A frustrated child struggles with homework. Now, halfway through the school year, is the time to assess your child's progress and difficulties in school and try to help them enjoy learning.
  • Is actual learning taking place? What new things has your child learned so far this year? This list could include vocabulary words (definition and spelling), music, artistic development, scientific foundations, or higher math skills like fractions, decimals, percentages. In which topics does your child struggle, and in which does he or she excel?
  • Have any new aptitudes come to light this year?If so, how can those be encouraged?
  • Is your child manifesting signs of stress? Have you noticed changes in eating habits, weight gain or loss, changes in sleeping habits, reluctance or opposition to going to school, attitude changes about doing homework, hopelessness, frustration, negative self-talk? Any or all of these merit your full attention and inquiry.
  • Is your child being bullied?
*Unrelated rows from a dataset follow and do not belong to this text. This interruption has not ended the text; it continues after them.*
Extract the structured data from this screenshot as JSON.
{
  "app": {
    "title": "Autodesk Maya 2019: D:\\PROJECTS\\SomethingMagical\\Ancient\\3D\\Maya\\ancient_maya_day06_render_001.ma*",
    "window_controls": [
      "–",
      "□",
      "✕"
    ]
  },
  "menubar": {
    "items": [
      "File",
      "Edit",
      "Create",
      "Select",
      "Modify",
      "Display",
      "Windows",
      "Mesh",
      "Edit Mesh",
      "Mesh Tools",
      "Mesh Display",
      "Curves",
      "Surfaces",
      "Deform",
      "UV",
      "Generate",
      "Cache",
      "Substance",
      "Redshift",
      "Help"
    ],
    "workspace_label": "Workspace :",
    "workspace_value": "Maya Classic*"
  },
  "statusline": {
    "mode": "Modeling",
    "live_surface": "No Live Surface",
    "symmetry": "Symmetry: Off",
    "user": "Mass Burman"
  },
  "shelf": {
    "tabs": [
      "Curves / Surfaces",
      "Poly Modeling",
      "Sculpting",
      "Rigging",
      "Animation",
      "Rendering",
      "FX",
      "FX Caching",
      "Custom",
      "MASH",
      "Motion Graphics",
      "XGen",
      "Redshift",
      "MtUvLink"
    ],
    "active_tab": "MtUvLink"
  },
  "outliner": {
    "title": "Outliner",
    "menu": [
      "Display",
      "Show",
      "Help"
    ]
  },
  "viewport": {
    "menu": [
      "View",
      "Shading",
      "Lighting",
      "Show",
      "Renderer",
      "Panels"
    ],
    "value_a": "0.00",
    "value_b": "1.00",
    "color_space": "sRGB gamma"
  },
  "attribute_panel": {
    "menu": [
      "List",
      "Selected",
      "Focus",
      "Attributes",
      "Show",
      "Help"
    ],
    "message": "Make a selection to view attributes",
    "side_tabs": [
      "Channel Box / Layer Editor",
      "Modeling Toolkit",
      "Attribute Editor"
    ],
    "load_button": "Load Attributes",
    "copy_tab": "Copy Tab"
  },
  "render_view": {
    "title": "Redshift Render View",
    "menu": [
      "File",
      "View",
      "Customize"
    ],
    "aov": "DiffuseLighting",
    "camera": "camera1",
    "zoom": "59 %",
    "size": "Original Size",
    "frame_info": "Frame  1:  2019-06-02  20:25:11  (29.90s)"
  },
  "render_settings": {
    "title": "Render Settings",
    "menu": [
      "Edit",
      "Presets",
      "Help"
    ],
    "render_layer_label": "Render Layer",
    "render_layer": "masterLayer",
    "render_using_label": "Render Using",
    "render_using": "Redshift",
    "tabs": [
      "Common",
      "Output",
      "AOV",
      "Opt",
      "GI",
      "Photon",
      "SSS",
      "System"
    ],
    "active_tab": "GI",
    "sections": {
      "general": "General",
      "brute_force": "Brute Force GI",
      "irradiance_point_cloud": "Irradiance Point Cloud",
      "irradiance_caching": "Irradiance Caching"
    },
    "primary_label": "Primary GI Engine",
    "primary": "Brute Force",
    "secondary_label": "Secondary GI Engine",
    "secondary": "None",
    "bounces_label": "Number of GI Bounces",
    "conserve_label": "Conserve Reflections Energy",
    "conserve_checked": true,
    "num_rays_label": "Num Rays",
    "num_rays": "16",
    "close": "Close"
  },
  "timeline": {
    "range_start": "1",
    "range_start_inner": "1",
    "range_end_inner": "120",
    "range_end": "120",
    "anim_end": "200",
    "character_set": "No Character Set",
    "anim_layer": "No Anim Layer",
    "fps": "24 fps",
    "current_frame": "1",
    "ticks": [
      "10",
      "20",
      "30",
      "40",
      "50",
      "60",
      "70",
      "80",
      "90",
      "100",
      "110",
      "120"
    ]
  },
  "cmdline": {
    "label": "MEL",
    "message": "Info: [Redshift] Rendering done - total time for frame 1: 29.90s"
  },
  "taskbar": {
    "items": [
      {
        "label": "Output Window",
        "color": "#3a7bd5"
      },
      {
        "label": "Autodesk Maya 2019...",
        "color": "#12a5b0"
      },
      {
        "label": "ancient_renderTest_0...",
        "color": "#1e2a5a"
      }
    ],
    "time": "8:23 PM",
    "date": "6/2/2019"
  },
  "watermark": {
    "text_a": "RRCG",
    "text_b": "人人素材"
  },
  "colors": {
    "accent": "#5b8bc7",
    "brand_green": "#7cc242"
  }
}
Checking their social media regularly for signs of an attack can minimize the chances that things get out of hand. Talk with your child to find out how they feel about what’s happening, and tell them you’ll work together to remedy the situation.Bring any issues to the attention of the school administration.
  • What aspects of education are causing a struggle or stress? How can those be addressed with educators and counselors? Document your observations about amounts of homework, the time it takes for your child to complete the assignments, their ability to complete assignments, their stress levels, and areas that need more targeted intervention or different teaching approaches. It can go a long way toward teamwork to also make a point of commending educators for all the things they’re doing well, not just focusing dialog on things that need attention.
  • What is your child excited about or passionate about right now? Interests can be quite mercurial and quixotic, so providing reading material, movies, hands-on tools or supplies, lectures or demonstrations, and other validations of your child’s interests are a fleeting opportunity to dignify your child by demonstrating that what’s important to them is also important to you.
  • Is your child falling behind, especially in reading, comprehension, and writing? Processing issues such as dyslexia and some sensory integration disorders can take a while to manifest. Now is the time to dialog with educators about getting your child back on track. Children have a small window of time in which to learn to read well, after which they must read well to learn. What programs are available in your school? Advocacy is one of the greatest ways to show love for your child.

I invite you to take this time with your child to encourage them to keep up the good work, while also crafting a plan to address the misfires of your child’s educational system, whether you home-school or your child attends private/public school. Let go of what’s not working, and begin again with a fresh approach. Your child will be glad you did! And stay tuned for my January newsletter, focused on fresh starts and new beginnings!

Picture of a thriving, confident student. With help and support, children can overcome educational difficulties and nurture their gifts.